A new book by Chelsea Hoffman identifies inconsistencies in Hannah Anderson's very public discussions of how the crimes occurred. NBC 7's Dave Summers reports.
The author of a new book examining the manhunt of James Lee DiMaggio and Hannah Anderson claims the Lakeside teenager is doing “a lousy job” of throwing investigators off her trail.
The book, titled "The River of No Return; On the Trail of Hannah Anderson and Jim Dimaggio", was penned by criminal profiler Chelsea Hoffman.
Hoffman spoke with NBC 7 about the book that’s scheduled for release Thursday and her suspicions of the teenager whose mother and brother were found killed in a Boulevard house fire.

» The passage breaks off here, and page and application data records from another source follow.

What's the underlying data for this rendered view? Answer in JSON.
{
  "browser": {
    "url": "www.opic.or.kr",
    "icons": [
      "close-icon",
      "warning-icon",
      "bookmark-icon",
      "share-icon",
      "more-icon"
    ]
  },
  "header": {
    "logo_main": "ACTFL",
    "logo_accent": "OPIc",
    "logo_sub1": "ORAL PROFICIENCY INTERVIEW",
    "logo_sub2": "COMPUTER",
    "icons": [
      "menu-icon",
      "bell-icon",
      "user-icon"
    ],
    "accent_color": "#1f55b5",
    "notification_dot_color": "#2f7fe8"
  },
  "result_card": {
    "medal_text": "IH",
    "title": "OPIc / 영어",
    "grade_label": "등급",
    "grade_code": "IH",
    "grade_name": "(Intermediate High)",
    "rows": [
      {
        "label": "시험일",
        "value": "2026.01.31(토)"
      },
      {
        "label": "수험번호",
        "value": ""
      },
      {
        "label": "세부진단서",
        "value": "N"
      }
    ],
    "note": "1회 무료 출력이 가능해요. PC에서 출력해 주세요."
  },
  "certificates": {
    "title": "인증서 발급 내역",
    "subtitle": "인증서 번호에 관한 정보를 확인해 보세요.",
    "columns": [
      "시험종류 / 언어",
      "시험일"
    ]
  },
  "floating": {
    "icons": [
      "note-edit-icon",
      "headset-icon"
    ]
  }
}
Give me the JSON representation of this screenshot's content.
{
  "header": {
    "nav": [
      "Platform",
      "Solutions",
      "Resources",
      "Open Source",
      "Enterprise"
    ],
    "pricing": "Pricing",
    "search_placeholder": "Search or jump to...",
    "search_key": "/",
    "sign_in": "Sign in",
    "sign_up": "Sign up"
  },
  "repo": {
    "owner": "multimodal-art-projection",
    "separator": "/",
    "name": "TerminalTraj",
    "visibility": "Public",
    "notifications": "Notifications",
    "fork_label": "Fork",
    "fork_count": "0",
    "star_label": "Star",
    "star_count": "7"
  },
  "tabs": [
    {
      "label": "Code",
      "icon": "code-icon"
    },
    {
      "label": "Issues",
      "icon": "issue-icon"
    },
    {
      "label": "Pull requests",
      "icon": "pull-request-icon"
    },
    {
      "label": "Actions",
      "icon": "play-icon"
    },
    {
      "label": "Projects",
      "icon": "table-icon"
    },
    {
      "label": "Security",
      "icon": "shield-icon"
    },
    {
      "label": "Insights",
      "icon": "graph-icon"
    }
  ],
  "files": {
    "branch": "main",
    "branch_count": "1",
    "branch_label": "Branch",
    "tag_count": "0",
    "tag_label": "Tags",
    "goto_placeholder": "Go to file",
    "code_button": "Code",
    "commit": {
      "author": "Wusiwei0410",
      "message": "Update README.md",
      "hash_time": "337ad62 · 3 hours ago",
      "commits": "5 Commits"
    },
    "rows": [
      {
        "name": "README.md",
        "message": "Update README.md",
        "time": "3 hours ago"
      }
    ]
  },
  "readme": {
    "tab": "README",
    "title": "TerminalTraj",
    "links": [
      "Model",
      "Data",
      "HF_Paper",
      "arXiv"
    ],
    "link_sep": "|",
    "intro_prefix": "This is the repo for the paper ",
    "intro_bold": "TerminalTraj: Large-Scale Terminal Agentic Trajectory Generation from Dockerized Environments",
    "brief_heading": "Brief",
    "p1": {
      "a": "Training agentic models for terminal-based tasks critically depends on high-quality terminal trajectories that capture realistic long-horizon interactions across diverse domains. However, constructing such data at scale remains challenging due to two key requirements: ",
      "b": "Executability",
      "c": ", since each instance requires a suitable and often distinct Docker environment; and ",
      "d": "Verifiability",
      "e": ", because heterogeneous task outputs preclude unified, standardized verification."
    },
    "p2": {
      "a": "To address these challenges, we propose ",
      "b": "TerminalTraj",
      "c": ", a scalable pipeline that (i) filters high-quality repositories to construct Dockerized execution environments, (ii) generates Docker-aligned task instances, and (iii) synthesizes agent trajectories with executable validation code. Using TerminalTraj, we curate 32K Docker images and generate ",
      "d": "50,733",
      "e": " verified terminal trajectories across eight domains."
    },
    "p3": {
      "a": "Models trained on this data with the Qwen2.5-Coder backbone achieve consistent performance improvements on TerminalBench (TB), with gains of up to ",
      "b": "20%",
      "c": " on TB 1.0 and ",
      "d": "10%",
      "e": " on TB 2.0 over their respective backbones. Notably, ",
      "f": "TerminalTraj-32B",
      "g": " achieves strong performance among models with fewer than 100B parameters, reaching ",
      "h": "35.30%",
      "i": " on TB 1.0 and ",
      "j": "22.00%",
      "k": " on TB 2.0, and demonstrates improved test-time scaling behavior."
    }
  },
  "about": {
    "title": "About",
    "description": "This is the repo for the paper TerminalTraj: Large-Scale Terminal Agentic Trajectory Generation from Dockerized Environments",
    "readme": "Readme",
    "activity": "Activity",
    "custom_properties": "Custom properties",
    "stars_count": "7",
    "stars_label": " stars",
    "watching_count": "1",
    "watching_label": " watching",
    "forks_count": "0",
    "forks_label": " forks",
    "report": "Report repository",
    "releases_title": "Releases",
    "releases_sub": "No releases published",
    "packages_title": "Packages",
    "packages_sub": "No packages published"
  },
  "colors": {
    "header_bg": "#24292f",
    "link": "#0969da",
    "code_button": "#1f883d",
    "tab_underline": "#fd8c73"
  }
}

Hoffman identifies what she says are inconsistencies in Hannah's very public discussions of how the crimes occurred, including statements made in a recent NBC Today Show interview with the teen and her father.
The book identifies a photo of a girl in zip ties posted on Hannah's Pinterest page several weeks before the kidnapping as if to suggest the teen was in on the crime spree.
Through a spokesperson, the Anderson family told NBC 7 they will not comment or give a statement about the book.
San Diego County sheriff’s investigators have maintained that Hannah was a victim.
The deaths of Christina and Ethan Anderson were ruled a homicide by sheriff’s deputies.
When contacted Thursday to comment on the allegations made in the book, a San Diego County sheriff's spokesperson said the case would not be re-opened.
The department spokesperson added that Sheriff Bill Gore's statement still stands true – "Hannah is a victim in every sense of the word."
Hoffman claims her independent study of the autopsies of Hannah's family members suggests that Christina was dead much earlier than noon on August 3.
"She's doing a lousy job of knocking everyone off her scent--and just digging a deeper hole for herself with regards to her credibility and overall likeability factor every time she blurts another outrageous detail,” Hoffman said.
On Wednesday, the Valley County coroner confirmed James Lee DiMaggio tested positive for THC and legal prescription drugs.
Tests did not show the levels of THC in DiMaggio's system and the coroner would not elaborate on which prescription drugs were found.
DiMaggio died following a six-day manhunt that covered the western region of the United States.
His campsite was spotted in the vast Frank Church River of No Return Wilderness.
Agents found Hannah with DiMaggio at the campsite.
In an interview with NBC's "Today" show two weeks ago, Anderson said DiMaggio, a family friend, drugged her on the trip from California to Idaho. The teenager said thinking of DiMaggio makes her feel "sick, disgusted."
She and her father, Brett Anderson, said they are continuing to struggle with the deaths of Ethan and Christina and are seeking help from therapists.